> Is that what you are looking for?
>
> -CHB
>
>
> --
>
> Christopher Barker, Ph.D.
> Oceanographer
>
> Emergency Response Division
> NOAA/NOS/OR&R            (206) 526-6959   voice
> 7600 Sand Point Way NE   (206) 526-6329   fax
> Seattle, WA  98115       (206) 526-6317   main reception
>
> [hidden email] <mailto:[hidden email]>
>
>
> _______________________________________________
> SciPy-User mailing list
> [hidden email]
> https://mail.python.org/mailman/listinfo/scipy-user
>
_______________________________________________
SciPy-User mailing list
[hidden email]
https://mail.python.org/mailman/listinfo/scipy-user
Reply | Threaded
Open this post in threaded view
|

Re: Creating meshgrid from meshgrid

Pauli Virtanen-3
Florian Lindner kirjoitti 06.09.2017 klo 06:31:
[clip]

>      def fun(x):
>          return x
>
>      mgrid = np.meshgrid( a,b )
>      A = fun( np.abs(mgrid[0] - mgrid[1] ) )
>
> Result A is of size N x N:
>
>      array([[ 9,  8,  7],
>             [19, 18, 17],
>             [29, 28, 27]])

Don't use meshgrid, use broadcasting:

from numpy import newaxis

ax = np.array([0, 1, 2])
ay = np.array([4, 5])
bx = np.array([7, 8, 9, 10])
by = np.array([11, 12, 13, 14])

def fun(x1, y1, x2, y2):
     return abs(x1 - x2) + abs(y1 - y2)

d = fun(ax[:,newaxis,newaxis,newaxis],
         ay[newaxis,:,newaxis,newaxis],
         bx[newaxis,newaxis,:,newaxis],
         by[newaxis,newaxis,newaxis,:])

or

p1 = np.array([[0,1], [1,3], [5,6], [7,9]])
p2 = np.array([[3,6], [2,7], [9,2], [1,3]])

def fun(a, b):
     return np.hypot(a[...,0] - b[...,0], a[...,1] - b[...,1])

d = fun(p1[:,newaxis,:], p2[newaxis,:,:])

depending on what it is that you actually want to evaluate.

--
Pauli Virtanen
_______________________________________________
SciPy-User mailing list
[hidden email]
https://mail.python.org/mailman/listinfo/scipy-user
Reply | Threaded
Open this post in threaded view
|

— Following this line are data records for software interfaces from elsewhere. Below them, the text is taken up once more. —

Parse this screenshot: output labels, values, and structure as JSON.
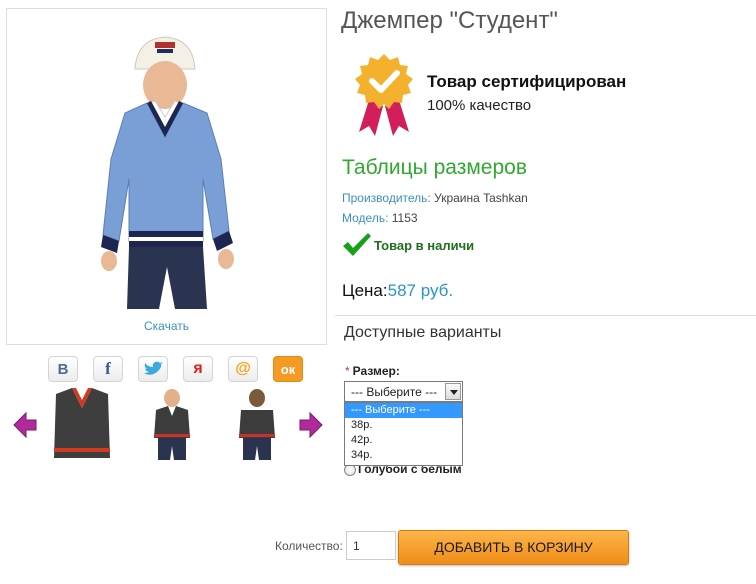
{
  "product": {
    "title": "Джемпер \"Студент\"",
    "download_label": "Скачать",
    "certification": {
      "title": "Товар сертифицирован",
      "subtitle": "100% качество"
    },
    "size_table_link": "Таблицы размеров",
    "manufacturer": {
      "label": "Производитель:",
      "value": "Украина Tashkan"
    },
    "model": {
      "label": "Модель:",
      "value": "1153"
    },
    "stock_status": "Товар в наличи",
    "price": {
      "label": "Цена:",
      "value": "587 руб."
    }
  },
  "share": {
    "buttons": [
      {
        "icon": "vkontakte-icon",
        "glyph": "В"
      },
      {
        "icon": "facebook-icon",
        "glyph": "f"
      },
      {
        "icon": "twitter-icon",
        "glyph": ""
      },
      {
        "icon": "moi-mir-icon",
        "glyph": "я"
      },
      {
        "icon": "mail-ru-icon",
        "glyph": "@"
      },
      {
        "icon": "odnoklassniki-icon",
        "glyph": "ок"
      }
    ]
  },
  "carousel": {
    "prev_icon": "arrow-left-icon",
    "next_icon": "arrow-right-icon",
    "thumbnails": [
      "sweater-flat-thumb",
      "boy-front-thumb",
      "boy-back-thumb"
    ]
  },
  "options": {
    "section_title": "Доступные варианты",
    "size": {
      "label": "Размер:",
      "required_mark": "*",
      "selected": "--- Выберите ---",
      "options": [
        "--- Выберите ---",
        "38р.",
        "42р.",
        "34р."
      ],
      "highlighted_index": 0
    },
    "color": {
      "label": "Голубой с белым"
    }
  },
  "cart": {
    "quantity_label": "Количество:",
    "quantity_value": "1",
    "add_button": "ДОБАВИТЬ В КОРЗИНУ"
  },
  "colors": {
    "link": "#3b8fc4",
    "price": "#2b93c7",
    "green_accent": "#2fa82f",
    "button_orange": "#f49a26",
    "highlight_blue": "#3399ff"
  }
}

Re: Creating meshgrid from meshgrid

Florian Lindner
Hi,

thanks for your input!

Am 06.09.2017 um 16:05 schrieb Pauli Virtanen:

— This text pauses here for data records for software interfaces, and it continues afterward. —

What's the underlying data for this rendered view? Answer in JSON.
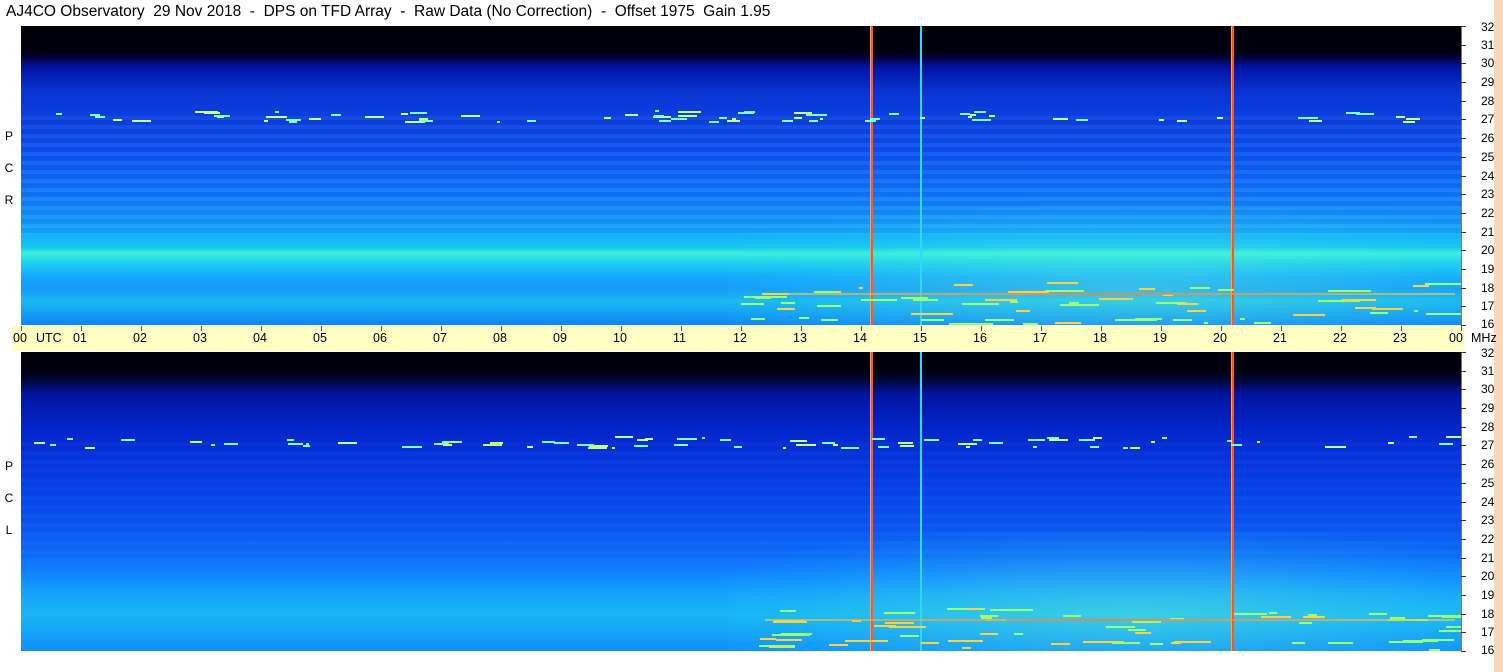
{
  "title": "AJ4CO Observatory  29 Nov 2018  -  DPS on TFD Array  -  Raw Data (No Correction)  -  Offset 1975  Gain 1.95",
  "panels": [
    {
      "id": "rcp",
      "label_letters": [
        "P",
        "C",
        "R"
      ]
    },
    {
      "id": "lcp",
      "label_letters": [
        "P",
        "C",
        "L"
      ]
    }
  ],
  "chart_data": {
    "type": "heatmap",
    "title": "AJ4CO Observatory  29 Nov 2018  -  DPS on TFD Array  -  Raw Data (No Correction)  -  Offset 1975  Gain 1.95",
    "x_axis": {
      "unit_label": "UTC",
      "tick_labels": [
        "00",
        "01",
        "02",
        "03",
        "04",
        "05",
        "06",
        "07",
        "08",
        "09",
        "10",
        "11",
        "12",
        "13",
        "14",
        "15",
        "16",
        "17",
        "18",
        "19",
        "20",
        "21",
        "22",
        "23",
        "00"
      ],
      "range_hours": [
        0,
        24
      ]
    },
    "y_axis": {
      "unit_label": "MHz",
      "ticks": [
        32,
        31,
        30,
        29,
        28,
        27,
        26,
        25,
        24,
        23,
        22,
        21,
        20,
        19,
        18,
        17,
        16
      ],
      "range_mhz": [
        16,
        32
      ]
    },
    "series": [
      {
        "name": "R C P",
        "polarization": "RCP"
      },
      {
        "name": "L C P",
        "polarization": "LCP"
      }
    ],
    "vertical_features_utc_hours": [
      {
        "time": 14.17,
        "kind": "red-line"
      },
      {
        "time": 15.0,
        "kind": "cyan-line"
      },
      {
        "time": 20.18,
        "kind": "red-line"
      }
    ],
    "colors": {
      "colormap": "jet",
      "low": "#000010",
      "mid": "#0b3fe0",
      "high": "#3ef0d8",
      "hot": "#ff3838"
    }
  }
}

> Florian Lindner kirjoitti 06.09.2017 klo 06:31:
> [clip]
>>      def fun(x):
>>          return x
>>
>>      mgrid = np.meshgrid( a,b )
>>      A = fun( np.abs(mgrid[0] - mgrid[1] ) )
>>
>> Result A is of size N x N:
>>
>>      array([[ 9,  8,  7],
>>             [19, 18, 17],
>>             [29, 28, 27]])
>
> Don't use meshgrid, use broadcasting:
>
> from numpy import newaxis
>
> ax = np.array([0, 1, 2])
> ay = np.array([4, 5])
> bx = np.array([7, 8, 9, 10])
> by = np.array([11, 12, 13, 14])
>
> def fun(x1, y1, x2, y2):
>     return abs(x1 - x2) + abs(y1 - y2)
>
> d = fun(ax[:,newaxis,newaxis,newaxis],
>         ay[newaxis,:,newaxis,newaxis],
>         bx[newaxis,newaxis,:,newaxis],
>         by[newaxis,newaxis,newaxis,:])

Ok, this gives me what I want after a d.reshape(6, 16).
However, it is very tied to two dimensions and seem to not easily generalizable to more (or less) dimensions.

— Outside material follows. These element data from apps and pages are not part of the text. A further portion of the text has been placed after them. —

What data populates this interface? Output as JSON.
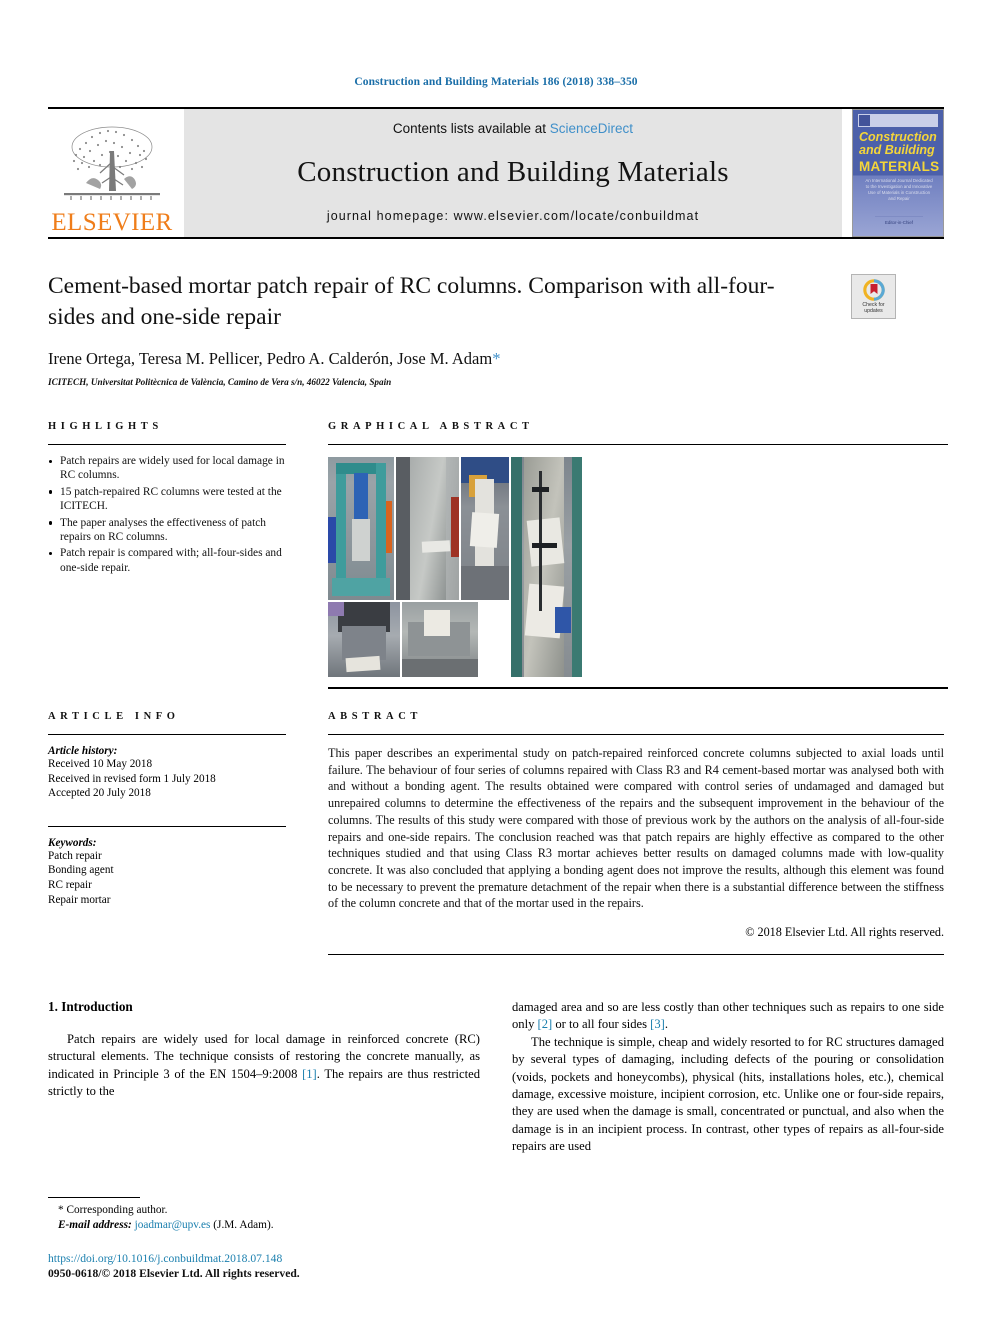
{
  "running_head": "Construction and Building Materials 186 (2018) 338–350",
  "masthead": {
    "publisher_name": "ELSEVIER",
    "contents_prefix": "Contents lists available at",
    "contents_link": "ScienceDirect",
    "journal_title": "Construction and Building Materials",
    "homepage": "journal homepage: www.elsevier.com/locate/conbuildmat",
    "cover": {
      "line1": "Construction",
      "line2": "and Building",
      "line3": "MATERIALS",
      "subtitle": "An International Journal Dedicated to the Investigation and Innovative Use of Materials in Construction and Repair",
      "footer": "Editor-in-Chief"
    }
  },
  "title": {
    "text": "Cement-based mortar patch repair of RC columns. Comparison with all-four-sides and one-side repair",
    "crossmark_line1": "Check for",
    "crossmark_line2": "updates"
  },
  "authors": {
    "names": "Irene Ortega, Teresa M. Pellicer, Pedro A. Calderón, Jose M. Adam",
    "corresponding_marker": "*",
    "affiliation": "ICITECH, Universitat Politècnica de València, Camino de Vera s/n, 46022 Valencia, Spain"
  },
  "highlights": {
    "heading": "HIGHLIGHTS",
    "items": [
      "Patch repairs are widely used for local damage in RC columns.",
      "15 patch-repaired RC columns were tested at the ICITECH.",
      "The paper analyses the effectiveness of patch repairs on RC columns.",
      "Patch repair is compared with; all-four-sides and one-side repair."
    ]
  },
  "graphical_abstract": {
    "heading": "GRAPHICAL ABSTRACT",
    "images": [
      "test-rig-photo",
      "column-surface-photo",
      "column-repair-detail-photo",
      "instrumented-column-photo",
      "column-crushed-top-photo",
      "concrete-spalling-photo"
    ]
  },
  "article_info": {
    "heading": "ARTICLE INFO",
    "history_label": "Article history:",
    "history": [
      "Received 10 May 2018",
      "Received in revised form 1 July 2018",
      "Accepted 20 July 2018"
    ],
    "keywords_label": "Keywords:",
    "keywords": [
      "Patch repair",
      "Bonding agent",
      "RC repair",
      "Repair mortar"
    ]
  },
  "abstract": {
    "heading": "ABSTRACT",
    "body": "This paper describes an experimental study on patch-repaired reinforced concrete columns subjected to axial loads until failure. The behaviour of four series of columns repaired with Class R3 and R4 cement-based mortar was analysed both with and without a bonding agent. The results obtained were compared with control series of undamaged and damaged but unrepaired columns to determine the effectiveness of the repairs and the subsequent improvement in the behaviour of the columns. The results of this study were compared with those of previous work by the authors on the analysis of all-four-side repairs and one-side repairs. The conclusion reached was that patch repairs are highly effective as compared to the other techniques studied and that using Class R3 mortar achieves better results on damaged columns made with low-quality concrete. It was also concluded that applying a bonding agent does not improve the results, although this element was found to be necessary to prevent the premature detachment of the repair when there is a substantial difference between the stiffness of the column concrete and that of the mortar used in the repairs.",
    "copyright": "© 2018 Elsevier Ltd. All rights reserved."
  },
  "body": {
    "section_heading": "1. Introduction",
    "left_para_1_a": "Patch repairs are widely used for local damage in reinforced concrete (RC) structural elements. The technique consists of restoring the concrete manually, as indicated in Principle 3 of the EN 1504–9:2008 ",
    "ref1": "[1]",
    "left_para_1_b": ". The repairs are thus restricted strictly to the ",
    "right_para_1_a": "damaged area and so are less costly than other techniques such as repairs to one side only ",
    "ref2": "[2]",
    "right_para_1_b": " or to all four sides ",
    "ref3": "[3]",
    "right_para_1_c": ".",
    "right_para_2": "The technique is simple, cheap and widely resorted to for RC structures damaged by several types of damaging, including defects of the pouring or consolidation (voids, pockets and honeycombs), physical (hits, installations holes, etc.), chemical damage, excessive moisture, incipient corrosion, etc. Unlike one or four-side repairs, they are used when the damage is small, concentrated or punctual, and also when the damage is in an incipient process. In contrast, other types of repairs as all-four-side repairs are used"
  },
  "footnote": {
    "corresponding": "* Corresponding author.",
    "email_label": "E-mail address:",
    "email": "joadmar@upv.es",
    "email_suffix": "(J.M. Adam).",
    "doi": "https://doi.org/10.1016/j.conbuildmat.2018.07.148",
    "issn": "0950-0618/© 2018 Elsevier Ltd. All rights reserved."
  },
  "colors": {
    "link_blue": "#1a7fae",
    "elsevier_orange": "#ef7d1a",
    "sciencedirect_blue": "#3f8fc9",
    "masthead_gray": "#e4e4e4"
  }
}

> or
>
> p1 = np.array([[0,1], [1,3], [5,6], [7,9]])
> p2 = np.array([[3,6], [2,7], [9,2], [1,3]])
>
> def fun(a, b):
>     return np.hypot(a[...,0] - b[...,0], a[...,1] - b[...,1])
>
> d = fun(p1[:,newaxis,:], p2[newaxis,:,:])
>
> depending on what it is that you actually want to evaluate.

That returns d of shape (4, 4), where I expect (16, 16).

I try to reformulate my problem:

From:

ax = np.array([1,2,3])
ay = np.array([3,4,5])
a = np.meshgrid(ax, ay)

bx = np.array([10,20,30])
by = np.array([30,40,50])
b = np.meshgrid(bx, by)

I can build the coordinates of all points in the meshes:

ca = np.array(list(zip(a[0].flatten(), a[1].flatten())))
cb = np.array(list(zip(b[0].flatten(), b[1].flatten())))

(in 1-d it will be just like ca = np.linspace(...))

just like your p1 and p2.

Now:

A = np.zeros([len(ca), len(cb)])
for i, x in enumerate(ca):
    for j, y in enumerate(cb):
        A[i, j] = func(np.linalg.norm(x-y))

gives me exactly what I want and should work for any number of dimensions in ca/cb. , albeit in a very un-numpythonic
and probably slow way.

You have any hints on how to improve that?

Best Thanks,
Florian

_______________________________________________
SciPy-User mailing list
[hidden email]
https://mail.python.org/mailman/listinfo/scipy-user